In this month’s Joyful Journey, Bishop Bard considers what scripture, poets, and everyday experience reveal about the challenges of holding it together.
BISHOP DAVID BARD
“A threefold cord is not quickly broken.” (Ecclesiastes 4:12) These words celebrate the power of friendship and relationships in life. Two together create a third, strong entity that can withstand stress and strain. It is an image of holding it together. According to an online dictionary, to hold it together means “to remain calm, composed and ready to do what is necessary, especially in the face of adversity or crisis.” Perhaps you’ve been counseled, in the face of a significant challenge, when you feel yourself anxious and unraveling, to “hold it together.”
If this image from Ecclesiastes offers strength for holding it together, its more consistent themes focus on how things often fall apart. “Merest breath said Qohelet, merest breath. All is mere breath,” so begins the book as translated by Robert Alter. In the introduction to his translation, Alter notes the peculiarity of this book which invites us “to contemplate the cyclical nature of reality and human experience, the fleeting duration of all that we cherish, the brevity of life, and the inexorability of death.” The book makes one wonder about holding it together “before the silver cord is snapped, and the golden bowl is broken, and the pitcher is broken at the fountain, and the wheel is broken at the cistern, and the dust returns to the earth as it was.” (12:6-7a)
Hold together not only has that inner, emotional, and spiritual connotation. It also means literally keeping things together, whether that be parts of a piece of furniture that should adhere or working to keep a group of people united.
Isn’t that our challenge as the church, as followers of Jesus, as leaders, to hold it together while holding things together? Hold it together while holding things together – this would fit in Ecclesiastes or the mouth of Yoda.
General Conference has been postponed again. We are in a time of waiting, and yet the church needs to keep moving forward in mission and ministry rooted in Jesus Christ. We need to keep creating, by God’s grace and the power of God’s Spirit, a vibrant post-pandemic church that nurtures the love of God and neighbor, that reaches new people, and that helps heal a broken world through ministries of justice, compassion, and reconciliation. Hold together waiting and moving while holding it together emotionally and spiritually.
We know that until decisions are made at General Conference, we will have in our churches people anxious to create the future United Methodist Church on the other side of whatever re-structuring/division/separation might happen. And we have people anxious to create another expression of Wesleyan Christianity. Hold together these disparate movements and people while holding it together emotionally and spiritually.

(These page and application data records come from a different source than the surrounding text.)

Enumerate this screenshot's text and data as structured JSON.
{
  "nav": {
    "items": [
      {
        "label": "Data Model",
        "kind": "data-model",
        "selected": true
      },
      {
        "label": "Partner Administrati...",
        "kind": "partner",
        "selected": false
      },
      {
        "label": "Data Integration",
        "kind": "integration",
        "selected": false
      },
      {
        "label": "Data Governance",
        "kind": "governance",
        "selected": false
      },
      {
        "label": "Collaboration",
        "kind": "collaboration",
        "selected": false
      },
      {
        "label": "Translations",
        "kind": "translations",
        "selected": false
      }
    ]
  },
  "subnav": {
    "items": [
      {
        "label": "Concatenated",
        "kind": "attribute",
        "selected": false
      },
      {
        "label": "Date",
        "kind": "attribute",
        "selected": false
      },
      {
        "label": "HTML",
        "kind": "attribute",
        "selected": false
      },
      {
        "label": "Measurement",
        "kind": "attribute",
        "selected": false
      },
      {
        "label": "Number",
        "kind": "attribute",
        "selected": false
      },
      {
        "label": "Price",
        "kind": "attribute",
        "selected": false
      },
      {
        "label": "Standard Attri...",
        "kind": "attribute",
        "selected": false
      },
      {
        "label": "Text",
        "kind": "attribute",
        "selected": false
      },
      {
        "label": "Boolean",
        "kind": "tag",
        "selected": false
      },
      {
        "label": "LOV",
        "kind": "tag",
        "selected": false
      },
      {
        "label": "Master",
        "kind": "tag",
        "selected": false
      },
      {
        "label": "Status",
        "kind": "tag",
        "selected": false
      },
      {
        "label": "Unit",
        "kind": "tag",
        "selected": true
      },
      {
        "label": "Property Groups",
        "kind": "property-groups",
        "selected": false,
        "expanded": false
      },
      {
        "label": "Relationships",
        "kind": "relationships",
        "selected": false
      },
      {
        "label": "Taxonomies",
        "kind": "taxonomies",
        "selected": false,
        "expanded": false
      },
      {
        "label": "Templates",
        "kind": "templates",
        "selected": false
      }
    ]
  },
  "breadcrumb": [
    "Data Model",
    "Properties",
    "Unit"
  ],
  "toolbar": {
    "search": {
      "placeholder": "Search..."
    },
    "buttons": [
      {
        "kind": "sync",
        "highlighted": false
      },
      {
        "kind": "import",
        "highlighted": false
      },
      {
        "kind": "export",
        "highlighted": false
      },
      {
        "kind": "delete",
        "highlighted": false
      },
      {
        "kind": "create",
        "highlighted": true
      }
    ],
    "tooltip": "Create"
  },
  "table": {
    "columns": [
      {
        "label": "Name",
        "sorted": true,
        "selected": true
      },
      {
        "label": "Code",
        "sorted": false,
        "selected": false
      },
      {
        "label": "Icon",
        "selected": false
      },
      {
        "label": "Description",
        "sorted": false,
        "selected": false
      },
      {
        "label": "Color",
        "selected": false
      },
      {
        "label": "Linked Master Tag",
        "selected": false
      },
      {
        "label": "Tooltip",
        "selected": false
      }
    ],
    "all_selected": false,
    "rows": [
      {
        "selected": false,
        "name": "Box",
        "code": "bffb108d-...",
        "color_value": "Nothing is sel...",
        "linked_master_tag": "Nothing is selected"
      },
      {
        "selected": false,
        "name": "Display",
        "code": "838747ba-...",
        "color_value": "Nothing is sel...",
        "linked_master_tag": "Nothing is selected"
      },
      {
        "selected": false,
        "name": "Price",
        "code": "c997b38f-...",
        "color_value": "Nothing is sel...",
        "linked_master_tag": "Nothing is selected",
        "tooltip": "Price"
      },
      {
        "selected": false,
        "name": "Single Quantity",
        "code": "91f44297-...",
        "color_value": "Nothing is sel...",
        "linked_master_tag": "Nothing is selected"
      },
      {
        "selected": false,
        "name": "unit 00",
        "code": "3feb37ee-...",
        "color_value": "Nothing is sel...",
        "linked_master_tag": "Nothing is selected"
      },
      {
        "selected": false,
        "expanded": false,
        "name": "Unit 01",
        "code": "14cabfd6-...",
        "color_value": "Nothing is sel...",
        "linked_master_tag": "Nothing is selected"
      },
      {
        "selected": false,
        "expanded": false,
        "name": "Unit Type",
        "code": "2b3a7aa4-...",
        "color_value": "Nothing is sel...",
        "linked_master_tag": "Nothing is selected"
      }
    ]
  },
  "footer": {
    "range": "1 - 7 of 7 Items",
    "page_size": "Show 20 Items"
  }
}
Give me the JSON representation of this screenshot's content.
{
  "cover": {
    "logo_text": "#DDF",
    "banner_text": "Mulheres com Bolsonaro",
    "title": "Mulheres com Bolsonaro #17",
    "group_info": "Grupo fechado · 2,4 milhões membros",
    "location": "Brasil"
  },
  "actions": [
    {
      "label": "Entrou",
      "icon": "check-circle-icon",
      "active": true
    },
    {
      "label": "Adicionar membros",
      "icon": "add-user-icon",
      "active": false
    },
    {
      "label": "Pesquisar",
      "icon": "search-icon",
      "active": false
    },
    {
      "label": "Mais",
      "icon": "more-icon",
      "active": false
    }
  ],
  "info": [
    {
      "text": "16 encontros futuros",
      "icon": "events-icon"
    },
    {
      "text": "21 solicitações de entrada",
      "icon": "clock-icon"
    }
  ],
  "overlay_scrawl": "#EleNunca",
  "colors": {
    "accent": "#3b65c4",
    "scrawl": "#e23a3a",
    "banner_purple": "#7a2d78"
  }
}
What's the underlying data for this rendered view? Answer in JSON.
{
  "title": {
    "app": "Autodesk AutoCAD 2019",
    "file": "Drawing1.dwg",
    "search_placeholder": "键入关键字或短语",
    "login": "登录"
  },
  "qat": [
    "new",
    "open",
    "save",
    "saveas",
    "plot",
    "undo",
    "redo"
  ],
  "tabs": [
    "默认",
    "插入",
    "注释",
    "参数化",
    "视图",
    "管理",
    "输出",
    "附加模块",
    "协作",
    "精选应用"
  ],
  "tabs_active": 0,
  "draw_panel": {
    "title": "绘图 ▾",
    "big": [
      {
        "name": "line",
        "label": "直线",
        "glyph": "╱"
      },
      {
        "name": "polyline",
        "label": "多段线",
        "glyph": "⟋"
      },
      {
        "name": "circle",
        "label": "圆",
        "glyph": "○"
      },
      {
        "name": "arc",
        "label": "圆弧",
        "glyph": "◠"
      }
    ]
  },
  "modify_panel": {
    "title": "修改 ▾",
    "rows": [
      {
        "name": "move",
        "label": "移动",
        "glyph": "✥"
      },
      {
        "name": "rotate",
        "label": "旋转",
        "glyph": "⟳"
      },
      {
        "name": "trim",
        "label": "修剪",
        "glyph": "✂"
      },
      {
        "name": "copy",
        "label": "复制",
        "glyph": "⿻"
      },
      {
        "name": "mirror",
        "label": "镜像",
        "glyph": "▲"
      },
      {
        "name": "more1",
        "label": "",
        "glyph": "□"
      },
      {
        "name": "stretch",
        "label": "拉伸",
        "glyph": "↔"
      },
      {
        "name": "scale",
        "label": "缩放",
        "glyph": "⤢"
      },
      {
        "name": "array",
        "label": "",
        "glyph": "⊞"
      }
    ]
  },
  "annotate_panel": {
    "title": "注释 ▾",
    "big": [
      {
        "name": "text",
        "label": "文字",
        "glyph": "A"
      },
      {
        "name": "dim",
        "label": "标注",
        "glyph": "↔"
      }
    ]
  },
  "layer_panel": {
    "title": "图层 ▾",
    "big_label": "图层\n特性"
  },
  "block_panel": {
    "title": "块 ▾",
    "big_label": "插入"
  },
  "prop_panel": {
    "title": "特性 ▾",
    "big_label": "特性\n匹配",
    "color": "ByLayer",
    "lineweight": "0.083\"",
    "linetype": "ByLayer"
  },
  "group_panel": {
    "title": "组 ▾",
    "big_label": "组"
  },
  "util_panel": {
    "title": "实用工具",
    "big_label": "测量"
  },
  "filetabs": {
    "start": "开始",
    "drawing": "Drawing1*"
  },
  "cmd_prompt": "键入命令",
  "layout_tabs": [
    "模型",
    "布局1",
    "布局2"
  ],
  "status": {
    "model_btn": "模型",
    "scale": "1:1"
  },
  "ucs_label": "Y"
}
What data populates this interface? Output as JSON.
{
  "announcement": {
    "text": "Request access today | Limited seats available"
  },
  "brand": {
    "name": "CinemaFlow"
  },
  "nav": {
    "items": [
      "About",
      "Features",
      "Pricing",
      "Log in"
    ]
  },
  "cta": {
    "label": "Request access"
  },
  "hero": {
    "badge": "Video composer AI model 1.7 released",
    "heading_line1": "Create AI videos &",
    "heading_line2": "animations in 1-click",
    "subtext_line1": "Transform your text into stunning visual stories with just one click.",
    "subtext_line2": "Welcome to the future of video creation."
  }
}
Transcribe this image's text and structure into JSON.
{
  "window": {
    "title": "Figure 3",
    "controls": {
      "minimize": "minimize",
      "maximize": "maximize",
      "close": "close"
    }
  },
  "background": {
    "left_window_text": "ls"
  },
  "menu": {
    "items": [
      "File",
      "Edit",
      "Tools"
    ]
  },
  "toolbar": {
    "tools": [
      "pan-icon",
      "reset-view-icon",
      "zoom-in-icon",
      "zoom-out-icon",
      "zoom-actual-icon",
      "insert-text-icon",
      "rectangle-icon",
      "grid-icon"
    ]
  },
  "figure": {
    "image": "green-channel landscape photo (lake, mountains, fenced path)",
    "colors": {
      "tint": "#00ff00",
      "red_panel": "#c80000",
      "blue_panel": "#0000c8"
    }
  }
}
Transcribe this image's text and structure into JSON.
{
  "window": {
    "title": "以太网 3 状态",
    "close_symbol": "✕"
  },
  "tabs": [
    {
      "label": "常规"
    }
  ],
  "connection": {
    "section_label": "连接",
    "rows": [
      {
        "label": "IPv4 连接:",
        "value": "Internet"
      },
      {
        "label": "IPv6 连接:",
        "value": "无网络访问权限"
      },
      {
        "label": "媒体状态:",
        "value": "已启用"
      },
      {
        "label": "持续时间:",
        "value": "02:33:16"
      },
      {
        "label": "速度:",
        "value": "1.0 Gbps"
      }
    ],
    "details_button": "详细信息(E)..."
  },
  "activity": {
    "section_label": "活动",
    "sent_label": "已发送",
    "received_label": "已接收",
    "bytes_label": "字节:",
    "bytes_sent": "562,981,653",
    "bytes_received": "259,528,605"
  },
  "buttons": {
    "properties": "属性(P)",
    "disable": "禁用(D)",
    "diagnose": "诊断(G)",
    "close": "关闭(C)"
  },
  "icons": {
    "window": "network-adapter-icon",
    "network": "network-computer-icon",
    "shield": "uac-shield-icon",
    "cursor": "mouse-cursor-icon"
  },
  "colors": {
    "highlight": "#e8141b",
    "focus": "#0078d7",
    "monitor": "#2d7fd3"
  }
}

Leaders, in the church, as in other organizations, are looked to for vision and direction. Good leaders, helping organizations address adaptive challenges, know how to give the work back to the people in ways and at a pace that does not overwhelm (Ron Heifetz and Marty Linsky). Hold together interventions and giving the work back while holding it together emotionally and spiritually.
Seamus Heaney once wrote in a poem, “History says, Don’t hope/On this side of the grave.” There is much in history to confirm that: the persistence of racism, increasing economic inequality, deepening social divides, division within the church. We want to be truthful people who look these realities straight in the eye. And we are people of tenacious hope. Hope is something that remains, along with faith and love. (I Corinthians 13:13) We know that there are times when “hope and history rhyme” (Seamus Heaney from the same poem) by the grace of God. Hold together realism and hope while holding it together emotionally and spiritually.
Theologically, there are a number of other “hold togethers” – faith and works (compare Paul and James) or repentance and grace; God’s grace is available to all and accepts us as we are, and there are things in our lives that need to change. As followers of Jesus, we want to hold these together in ways that help us hold it together.
In the spirit of Lent, let me confess that sometimes it is difficult to hold it together as followers of Jesus, as leaders, as clergy, as a bishop. Sometimes we feel the silver cord snapping, the golden bowl breaking, and the pitcher breaking at the fountain, and the wheel breaking at the cistern, and the dust returning to the earth. We want to be part of holding important things together, of holding people together, and that can be more difficult when we feel like we are not holding it together very well, when we feel like we are in a Samuel Beckett novel, “you must go on, I can’t go on, I’ll go on” (The Unnamable).
Lent is a time to acknowledge that we don’t always have it all together, that holding it together is a challenge, and that sometimes we fray and unravel a bit. It is especially then that we need to hear the good news. The most important holding together is God’s holding of us in grace and love, holding us together in our lives, holding us together in the community of Jesus.
I am with you on this Joyful Journey, holding together and held by God.